Lot 1513, Waylande Gregory, "Reclining Nude," USA, ca. 1933; Sold for $11,250

Modern Ceramics & Glass Highlights

The Modern Glass & Ceramics portion was led by contemporary glass works. Notable works include Lot 1626, a massive Petroglyph vase by William Morris, which sold for $20,000 against a high estimate of $15,000; Lot 1644, “Swing 43,” a laminated plate glass sculpture from Japanese glass artist Niyoko Ikuta, which shattered the estimate of $3,000-5,000 to realize $17,500; and Lot 1622, “Mainframe #5” large glass sculpture by Jon Kuhn, which sold for $11,875 against a high estimate of $9,000.

Notable ceramic lots include Lot 1513, an original model of Waylande Gregory’s “Reclining Nude,” which sold for $11,250 - nearly three times the high estimate of $4,000; Lot 1514, a massive sculptural vessel by Paul Soldner, which sold for $8,750; Lot 1552, an untitled trompe l’oeil sculpture (Schlitz Beer Box) by Victor Spinski, which crushed the $1,500 high estimate to achieve $6,250; and Lot 1547, a large David Gilhooly sculpture from the Frog series, which jumped past the high estimate of $1,500 to achieve $4,325.

Lot 2047, Sam Maloof, Fine Rocking Chair (no. 30), Alta Loma, CA, 1986; Sold for $333,750

The Daphne Farago Collection of Decorative Arts Highlights

Rago was honored to present The Daphne Farago Collection of Decorative Arts. The top work of the segment was Lot 2047, a fine rocking chair by Sam Maloof, which exceeded the high estimate of $24,000 to achieve $33,750. Contemporary glass performed admirably in this session, particularly Lot 2000, a cast glass sculpture entitled “Table Laid for a Bride” by Libenský and Brychtová, which sold for $26,250 against a high estimate of $15,000. Lot 2011, “Tropical Storm,” a fine large lighting sculpture by Dan Dailey, featured on the cover of the SOFA Miami exposition catalog (1995), sold for $25,000 against a high estimate of $14,000; and Lot 2012, “Wild Spring Chaos,” a large filet-de-verre vessel by Toots Zynsky, also exceeded the high estimate and sold for $18,750.

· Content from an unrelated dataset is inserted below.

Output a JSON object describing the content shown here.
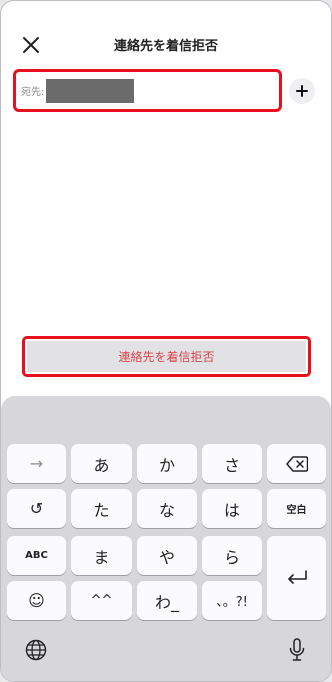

Notable fiber art works included a fine collection of Japanese bamboo baskets with their original boxes. Lot 2053, “Sun” by Tanabe Chikuunsai III, which surpassed expectations and sold for $20,000 against a high estimate of $12,000; Lot 2057, “Line Constructed Layered Rings,” by Hayakawa Shokosai V, a Living National Treasure of Japan, sold for $18,750 – more than twice the high estimate of $7,000; Lot 2055, “Heart” by Tanioka Shigeo, sold for $17,500; and Lot 2056, “Ocean Whirlpool” by Monden Kogyoku, defied expectations and sold for $13,750 against an estimate of $2,500-3,500. Also of note from Ms. Farago’s collection: Lots 2027 & 2028 by Danish-Turkish ceramic artist, Alev Ebüzziya Siesbye, which each sold for nearly twice their high estimates to achieve $11,875 and $15,000 respectively.

Lot 1246, Louis C. Tiffany, "Moorish Café in a Court at Tangiers, Africa," Oil on canvas; Sold for $20,000

Early 20th Century Design Highlights

Of the nearly 300 lots of early 20th century design on offer, works by American makers achieved the highest prices. Lot 1246, an oil painting by Louis Comfort Tiffany, likely a study for the larger painting, “Snake Charmer,” in the permanent collection of The Metropolitan Museum of Art, New York, surpassed the high estimate of $12,000 and sold for $20,000. Several lots of lighting from noted American designers sold admirably including Lot 1275, a ten-light Lily table lamp by Tiffany Studios, which sold for $20,000 against an estimate of $8,000-12,000; Lot 1183, a rare floor lamp by Lillian Palmer, which sold for $16,250; Lots 1273 & 1274 by Tiffany Studios, each of which doubled its high estimate to realize $13,750; and Lot 1185, a fine table lamp attributed to Dirk Van Erp, which sold for $12,500 – more than three times the high estimate of $4,000.

By Rago